TAMPA — Luke McCown's past athletic feats include 88 touchdown passes at Louisiana Tech, a figure that remains among the best in NCAA history.
But the Buccaneers quarterback can boast of a basketball background that includes making the All-East Texas team at Jacksonville High.
So perhaps it should come as no surprise the most appropriate way for McCown to describe the Bucs' new attitude about throwing deep was to put it vividly in basketball terms.
"When you see that lane open up or somebody's got his back or his head turned and you have a free drive down the lane, dunk all over them," McCown said. "That's the kind of mind-set you have to have as an opportunistic offense. If they're going to give us one-on-one (coverage) with some of our big receivers, we have to give our guys a chance to be successful."
If the Bucs have established nothing else through their first three training camp practices, they have made it clear they will not hesitate to go down the field when the opportunity presents itself. Balls have been flying through the air from each of the big-armed quarterbacks: McCown, Byron Leftwich and rookie Josh Freeman.
It's a departure from the style employed under former coach Jon Gruden, whose version of the West Coast offense utilized mostly slants and short routes in an attempt to set up the occasional deep ball.
That's not to say the Bucs will be a fastbreak team.
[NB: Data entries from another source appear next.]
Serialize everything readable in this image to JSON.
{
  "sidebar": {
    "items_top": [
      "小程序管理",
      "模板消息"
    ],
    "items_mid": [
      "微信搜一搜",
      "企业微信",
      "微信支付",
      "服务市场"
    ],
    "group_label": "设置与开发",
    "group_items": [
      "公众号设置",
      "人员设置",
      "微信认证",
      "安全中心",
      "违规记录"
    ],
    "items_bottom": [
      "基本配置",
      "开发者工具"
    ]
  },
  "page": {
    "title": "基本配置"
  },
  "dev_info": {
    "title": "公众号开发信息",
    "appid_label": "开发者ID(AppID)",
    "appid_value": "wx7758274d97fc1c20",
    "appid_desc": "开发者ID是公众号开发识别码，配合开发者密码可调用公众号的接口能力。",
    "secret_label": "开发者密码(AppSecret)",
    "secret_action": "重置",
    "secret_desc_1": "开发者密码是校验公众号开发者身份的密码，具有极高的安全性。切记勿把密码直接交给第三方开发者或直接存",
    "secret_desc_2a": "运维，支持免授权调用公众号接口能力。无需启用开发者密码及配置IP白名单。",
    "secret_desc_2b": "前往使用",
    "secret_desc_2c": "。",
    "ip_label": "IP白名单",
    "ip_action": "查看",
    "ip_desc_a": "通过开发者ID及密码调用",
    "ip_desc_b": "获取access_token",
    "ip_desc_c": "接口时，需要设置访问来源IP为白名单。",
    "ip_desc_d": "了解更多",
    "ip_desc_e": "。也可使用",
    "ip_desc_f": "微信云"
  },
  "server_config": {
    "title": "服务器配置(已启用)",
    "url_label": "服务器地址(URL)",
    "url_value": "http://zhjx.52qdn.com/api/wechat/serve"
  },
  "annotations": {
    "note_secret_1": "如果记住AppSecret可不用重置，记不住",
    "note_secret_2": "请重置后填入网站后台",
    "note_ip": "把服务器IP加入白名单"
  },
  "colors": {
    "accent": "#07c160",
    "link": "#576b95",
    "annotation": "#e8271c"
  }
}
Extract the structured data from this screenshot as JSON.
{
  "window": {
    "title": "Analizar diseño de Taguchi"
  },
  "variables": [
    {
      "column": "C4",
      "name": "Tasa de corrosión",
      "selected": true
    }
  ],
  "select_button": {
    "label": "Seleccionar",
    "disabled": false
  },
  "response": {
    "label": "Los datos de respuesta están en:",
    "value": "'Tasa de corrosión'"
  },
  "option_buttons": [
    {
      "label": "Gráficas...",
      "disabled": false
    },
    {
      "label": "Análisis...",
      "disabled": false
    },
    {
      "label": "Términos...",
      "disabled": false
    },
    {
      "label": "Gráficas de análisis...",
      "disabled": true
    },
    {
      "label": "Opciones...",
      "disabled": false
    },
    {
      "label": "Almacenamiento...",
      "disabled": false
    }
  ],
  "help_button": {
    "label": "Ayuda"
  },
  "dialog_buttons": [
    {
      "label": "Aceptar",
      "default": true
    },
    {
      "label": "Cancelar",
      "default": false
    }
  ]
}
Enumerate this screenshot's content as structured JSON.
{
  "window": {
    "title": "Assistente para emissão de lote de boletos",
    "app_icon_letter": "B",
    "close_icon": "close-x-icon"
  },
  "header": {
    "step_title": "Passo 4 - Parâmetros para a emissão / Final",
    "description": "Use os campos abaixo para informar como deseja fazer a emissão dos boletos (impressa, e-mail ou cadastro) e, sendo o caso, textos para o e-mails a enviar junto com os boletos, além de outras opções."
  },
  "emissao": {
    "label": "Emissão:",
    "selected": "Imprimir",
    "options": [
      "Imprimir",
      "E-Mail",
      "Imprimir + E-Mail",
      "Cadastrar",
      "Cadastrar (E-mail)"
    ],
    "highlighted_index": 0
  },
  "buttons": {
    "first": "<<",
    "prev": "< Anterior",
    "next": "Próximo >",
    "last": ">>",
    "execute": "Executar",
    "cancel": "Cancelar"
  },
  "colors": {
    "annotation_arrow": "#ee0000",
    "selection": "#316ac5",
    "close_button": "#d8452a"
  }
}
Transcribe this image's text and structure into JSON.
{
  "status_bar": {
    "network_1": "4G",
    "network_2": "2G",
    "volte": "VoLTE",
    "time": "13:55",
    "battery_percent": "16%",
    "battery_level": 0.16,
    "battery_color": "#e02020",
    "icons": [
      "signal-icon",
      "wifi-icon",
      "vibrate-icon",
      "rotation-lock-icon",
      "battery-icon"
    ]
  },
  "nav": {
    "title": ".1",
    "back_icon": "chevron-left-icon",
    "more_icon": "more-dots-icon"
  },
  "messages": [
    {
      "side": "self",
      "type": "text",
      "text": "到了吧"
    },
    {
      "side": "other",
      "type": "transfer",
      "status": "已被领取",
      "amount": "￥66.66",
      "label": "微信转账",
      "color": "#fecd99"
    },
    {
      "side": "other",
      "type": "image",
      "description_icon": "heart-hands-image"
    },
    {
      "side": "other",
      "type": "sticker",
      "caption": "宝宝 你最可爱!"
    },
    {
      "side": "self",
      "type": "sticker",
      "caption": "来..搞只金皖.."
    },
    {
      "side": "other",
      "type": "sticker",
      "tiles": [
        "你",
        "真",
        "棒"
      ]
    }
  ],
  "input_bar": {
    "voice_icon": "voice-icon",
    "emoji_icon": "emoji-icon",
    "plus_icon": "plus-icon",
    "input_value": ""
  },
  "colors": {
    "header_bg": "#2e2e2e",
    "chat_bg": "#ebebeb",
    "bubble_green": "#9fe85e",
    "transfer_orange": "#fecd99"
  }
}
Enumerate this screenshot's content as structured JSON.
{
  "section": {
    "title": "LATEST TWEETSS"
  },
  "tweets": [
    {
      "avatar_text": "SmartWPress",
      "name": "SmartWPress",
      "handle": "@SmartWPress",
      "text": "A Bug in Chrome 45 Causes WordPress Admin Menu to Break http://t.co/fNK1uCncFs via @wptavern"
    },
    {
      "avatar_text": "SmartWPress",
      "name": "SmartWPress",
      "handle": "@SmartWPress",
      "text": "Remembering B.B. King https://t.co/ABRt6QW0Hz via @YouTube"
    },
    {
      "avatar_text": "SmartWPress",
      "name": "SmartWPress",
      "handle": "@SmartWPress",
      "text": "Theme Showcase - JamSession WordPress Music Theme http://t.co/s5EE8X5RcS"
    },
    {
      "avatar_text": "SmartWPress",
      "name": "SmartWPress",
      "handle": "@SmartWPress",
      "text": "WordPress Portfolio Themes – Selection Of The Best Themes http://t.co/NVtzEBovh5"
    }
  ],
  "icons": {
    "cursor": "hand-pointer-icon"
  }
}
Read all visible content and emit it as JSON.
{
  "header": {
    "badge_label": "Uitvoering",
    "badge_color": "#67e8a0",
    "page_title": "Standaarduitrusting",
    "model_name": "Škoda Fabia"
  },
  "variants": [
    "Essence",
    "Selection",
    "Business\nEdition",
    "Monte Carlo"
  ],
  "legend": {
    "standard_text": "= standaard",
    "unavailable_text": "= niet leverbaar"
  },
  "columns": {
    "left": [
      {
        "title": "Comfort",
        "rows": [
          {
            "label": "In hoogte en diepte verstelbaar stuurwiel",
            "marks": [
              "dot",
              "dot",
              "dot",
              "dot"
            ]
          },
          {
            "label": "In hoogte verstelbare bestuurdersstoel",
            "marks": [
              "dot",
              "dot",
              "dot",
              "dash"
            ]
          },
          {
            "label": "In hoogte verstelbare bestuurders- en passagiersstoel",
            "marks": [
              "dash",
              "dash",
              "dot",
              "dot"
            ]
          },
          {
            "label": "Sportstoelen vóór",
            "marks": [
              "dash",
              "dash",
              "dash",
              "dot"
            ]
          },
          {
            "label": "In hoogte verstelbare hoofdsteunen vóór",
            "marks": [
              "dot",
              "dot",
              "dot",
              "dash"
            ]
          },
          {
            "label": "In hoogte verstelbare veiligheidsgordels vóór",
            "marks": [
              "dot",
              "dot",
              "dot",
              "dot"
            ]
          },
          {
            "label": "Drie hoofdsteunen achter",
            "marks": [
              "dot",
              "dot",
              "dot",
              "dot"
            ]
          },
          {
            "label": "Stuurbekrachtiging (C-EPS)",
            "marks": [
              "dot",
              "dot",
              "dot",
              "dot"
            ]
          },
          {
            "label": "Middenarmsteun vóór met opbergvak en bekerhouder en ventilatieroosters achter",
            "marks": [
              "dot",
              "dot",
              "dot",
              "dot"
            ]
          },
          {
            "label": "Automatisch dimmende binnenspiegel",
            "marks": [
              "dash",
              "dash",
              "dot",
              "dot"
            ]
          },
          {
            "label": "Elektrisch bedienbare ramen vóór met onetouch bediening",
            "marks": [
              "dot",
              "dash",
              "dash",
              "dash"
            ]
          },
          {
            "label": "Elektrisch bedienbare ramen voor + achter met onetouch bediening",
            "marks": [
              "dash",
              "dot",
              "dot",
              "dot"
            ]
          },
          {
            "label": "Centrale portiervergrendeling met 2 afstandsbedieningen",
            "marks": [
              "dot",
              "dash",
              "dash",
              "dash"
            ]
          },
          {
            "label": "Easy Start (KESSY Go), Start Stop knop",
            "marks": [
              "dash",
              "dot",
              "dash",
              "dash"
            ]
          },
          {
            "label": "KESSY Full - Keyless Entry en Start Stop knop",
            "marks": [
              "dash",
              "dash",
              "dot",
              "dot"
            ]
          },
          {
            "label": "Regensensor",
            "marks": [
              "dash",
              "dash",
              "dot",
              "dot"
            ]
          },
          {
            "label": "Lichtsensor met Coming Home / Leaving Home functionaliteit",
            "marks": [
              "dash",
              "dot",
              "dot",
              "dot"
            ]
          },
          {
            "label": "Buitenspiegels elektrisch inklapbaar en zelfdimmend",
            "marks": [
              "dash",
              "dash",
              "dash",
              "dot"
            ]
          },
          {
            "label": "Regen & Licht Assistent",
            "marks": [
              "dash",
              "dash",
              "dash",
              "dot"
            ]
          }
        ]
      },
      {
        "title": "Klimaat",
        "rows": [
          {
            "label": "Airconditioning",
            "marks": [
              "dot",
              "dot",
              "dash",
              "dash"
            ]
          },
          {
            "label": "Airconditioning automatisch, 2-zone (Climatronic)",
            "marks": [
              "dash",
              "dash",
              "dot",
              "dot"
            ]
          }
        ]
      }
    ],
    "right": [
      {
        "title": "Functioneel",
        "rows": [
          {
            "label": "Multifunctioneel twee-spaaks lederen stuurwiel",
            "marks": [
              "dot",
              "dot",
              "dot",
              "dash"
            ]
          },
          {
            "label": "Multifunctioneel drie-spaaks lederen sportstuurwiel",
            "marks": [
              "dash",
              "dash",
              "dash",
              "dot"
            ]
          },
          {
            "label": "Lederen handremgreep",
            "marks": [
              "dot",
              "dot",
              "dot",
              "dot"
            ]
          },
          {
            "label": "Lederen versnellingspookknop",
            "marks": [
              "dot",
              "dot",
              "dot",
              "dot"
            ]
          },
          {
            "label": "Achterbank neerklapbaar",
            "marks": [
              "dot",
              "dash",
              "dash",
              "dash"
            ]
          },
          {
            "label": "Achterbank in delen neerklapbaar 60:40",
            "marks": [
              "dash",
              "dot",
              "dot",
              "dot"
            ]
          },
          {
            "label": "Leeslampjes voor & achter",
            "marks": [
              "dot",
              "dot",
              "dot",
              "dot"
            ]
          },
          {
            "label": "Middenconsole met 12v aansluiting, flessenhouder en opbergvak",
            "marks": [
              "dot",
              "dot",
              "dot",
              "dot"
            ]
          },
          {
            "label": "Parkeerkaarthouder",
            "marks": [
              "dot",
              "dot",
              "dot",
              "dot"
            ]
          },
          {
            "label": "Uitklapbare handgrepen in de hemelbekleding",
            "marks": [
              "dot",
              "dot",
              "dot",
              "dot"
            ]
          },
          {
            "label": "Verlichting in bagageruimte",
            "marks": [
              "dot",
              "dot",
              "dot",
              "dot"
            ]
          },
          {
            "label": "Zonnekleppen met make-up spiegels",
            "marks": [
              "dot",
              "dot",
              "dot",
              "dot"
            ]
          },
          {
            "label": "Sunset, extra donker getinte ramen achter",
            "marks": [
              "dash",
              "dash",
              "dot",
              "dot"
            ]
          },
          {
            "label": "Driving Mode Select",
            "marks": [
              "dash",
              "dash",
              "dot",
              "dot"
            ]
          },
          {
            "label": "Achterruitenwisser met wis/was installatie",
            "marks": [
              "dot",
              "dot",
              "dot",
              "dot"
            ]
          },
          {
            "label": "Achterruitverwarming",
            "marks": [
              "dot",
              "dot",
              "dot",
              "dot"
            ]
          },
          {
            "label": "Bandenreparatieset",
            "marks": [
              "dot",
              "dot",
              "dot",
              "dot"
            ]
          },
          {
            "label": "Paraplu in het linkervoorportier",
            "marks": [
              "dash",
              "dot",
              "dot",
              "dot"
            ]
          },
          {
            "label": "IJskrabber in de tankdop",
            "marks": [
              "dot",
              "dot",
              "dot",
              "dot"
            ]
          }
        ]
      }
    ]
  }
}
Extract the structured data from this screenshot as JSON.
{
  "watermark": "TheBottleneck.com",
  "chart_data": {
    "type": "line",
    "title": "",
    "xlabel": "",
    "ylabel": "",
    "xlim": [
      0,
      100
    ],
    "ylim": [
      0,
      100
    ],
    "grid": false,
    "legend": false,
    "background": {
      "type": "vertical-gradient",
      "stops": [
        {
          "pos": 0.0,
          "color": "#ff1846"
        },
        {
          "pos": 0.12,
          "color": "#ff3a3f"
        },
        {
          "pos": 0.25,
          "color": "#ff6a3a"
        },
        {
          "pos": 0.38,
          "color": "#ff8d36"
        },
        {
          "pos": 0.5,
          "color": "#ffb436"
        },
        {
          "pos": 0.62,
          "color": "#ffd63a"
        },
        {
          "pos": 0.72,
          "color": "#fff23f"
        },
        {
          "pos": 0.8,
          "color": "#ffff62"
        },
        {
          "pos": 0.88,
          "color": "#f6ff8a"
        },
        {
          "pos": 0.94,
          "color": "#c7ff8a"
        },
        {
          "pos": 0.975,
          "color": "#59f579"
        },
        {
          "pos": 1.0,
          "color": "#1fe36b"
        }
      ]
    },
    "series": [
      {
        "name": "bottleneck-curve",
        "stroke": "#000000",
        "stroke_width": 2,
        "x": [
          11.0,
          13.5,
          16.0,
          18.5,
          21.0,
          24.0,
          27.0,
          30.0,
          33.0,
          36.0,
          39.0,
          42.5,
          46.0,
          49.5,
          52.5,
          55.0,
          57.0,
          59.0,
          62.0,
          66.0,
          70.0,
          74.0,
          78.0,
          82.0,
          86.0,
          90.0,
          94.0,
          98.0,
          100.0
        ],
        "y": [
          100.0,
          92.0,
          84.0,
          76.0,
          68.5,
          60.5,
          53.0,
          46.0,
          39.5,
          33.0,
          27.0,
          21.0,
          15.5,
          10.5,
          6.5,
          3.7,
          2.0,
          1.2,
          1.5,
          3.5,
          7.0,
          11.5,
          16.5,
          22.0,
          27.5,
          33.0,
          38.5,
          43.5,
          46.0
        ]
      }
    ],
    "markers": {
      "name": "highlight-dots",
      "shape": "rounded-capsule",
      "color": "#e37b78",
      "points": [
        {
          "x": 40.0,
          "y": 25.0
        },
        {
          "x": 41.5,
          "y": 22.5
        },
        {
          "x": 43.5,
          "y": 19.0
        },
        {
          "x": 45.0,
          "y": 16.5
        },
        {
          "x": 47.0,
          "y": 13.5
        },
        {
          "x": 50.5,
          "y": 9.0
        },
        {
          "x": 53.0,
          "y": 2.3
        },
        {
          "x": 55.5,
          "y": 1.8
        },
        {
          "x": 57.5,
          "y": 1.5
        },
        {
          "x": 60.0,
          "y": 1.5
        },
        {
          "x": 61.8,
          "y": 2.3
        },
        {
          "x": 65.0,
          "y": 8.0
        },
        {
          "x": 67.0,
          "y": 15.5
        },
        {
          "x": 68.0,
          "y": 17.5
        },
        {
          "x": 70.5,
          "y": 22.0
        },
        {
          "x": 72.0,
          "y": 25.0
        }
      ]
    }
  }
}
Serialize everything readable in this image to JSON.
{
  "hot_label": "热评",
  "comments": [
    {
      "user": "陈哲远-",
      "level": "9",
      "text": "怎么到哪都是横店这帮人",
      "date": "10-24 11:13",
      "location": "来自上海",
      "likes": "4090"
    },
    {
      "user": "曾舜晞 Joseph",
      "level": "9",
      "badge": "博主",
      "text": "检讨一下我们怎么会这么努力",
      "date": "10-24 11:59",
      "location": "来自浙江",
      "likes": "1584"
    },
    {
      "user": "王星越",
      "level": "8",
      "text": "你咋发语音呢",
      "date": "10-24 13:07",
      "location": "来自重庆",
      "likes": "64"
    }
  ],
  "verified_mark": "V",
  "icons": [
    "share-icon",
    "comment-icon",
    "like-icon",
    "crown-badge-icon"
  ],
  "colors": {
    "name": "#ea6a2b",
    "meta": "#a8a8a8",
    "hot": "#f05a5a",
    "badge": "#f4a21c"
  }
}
They will remain run-first under new coordinator Jeff Jagodzinski. But the emphasis on taking advantage of the ability to go deep is a reflection of Jagodzinski, who coaches with a swagger more often exhibited by players.
"Coaches who coach to win, they take a lot of what we feel onto the field with them and listen to it and adjust to it," McCown said. "We're the guys who have to go out and make their vision happen. What's great about Jags is he'll take our input and say, 'We can win with this.' "
The players certainly believe that. But this is about more than just attitude and opportunity. The Bucs are trying to take advantage of personnel they believe is suited to stretching the field as well as what they envision to be effective play-action.
They lack the prototype speed burners at receiver associated with teams that throw deep, but the Bucs have a wealth of sizable targets — Antonio Bryant, Michael Clayton and Kellen Winslow to name a few — who can compete for jump balls. It's also important the Bucs have quarterbacks for whom throwing downfield is a strength. That was not the case last season with Jeff Garcia and Brian Griese.
"Unlike in the past, a guy can be 50 yards down the field and they can still get the ball there," said Clayton, who frequently went downfield over the weekend.
Leftwich has his flaws, but he possesses, arguably, the strongest arm of any of the quarterbacks. And he was right in his element in Saturday evening's practice at Raymond James Stadium when on a rollout to his right, he launched a ball nearly 60 yards, hitting Maurice Stovall for a touchdown. Leftwich, whose feet weren't planted, used little more than his arm to fling the ball.
But the key to it all might be Tampa Bay's deep backfield that will do the bulk of the work in the new offense, theoretically luring opponents closer to the line of scrimmage.
"They have to pay when they make mistakes," Leftwich said. "In this league, you get six or seven opportunities a game for that. If you miss just one, that can be the difference between winning a football game and losing a football game."
Said coach Raheem Morris: "If you get a nice little gash in there, you get (running back) Derrick Ward coming in there with a full head of steam on your safeties. Then you can exploit them with (Bryant)."
In Tampa Bay, where defense has for years reigned supreme, no one is easily convinced when it comes to offensive potential. But for now, at least, it all sounds like a slam dunk.
Stephen F. Holder can be reached at firstname.lastname@example.org.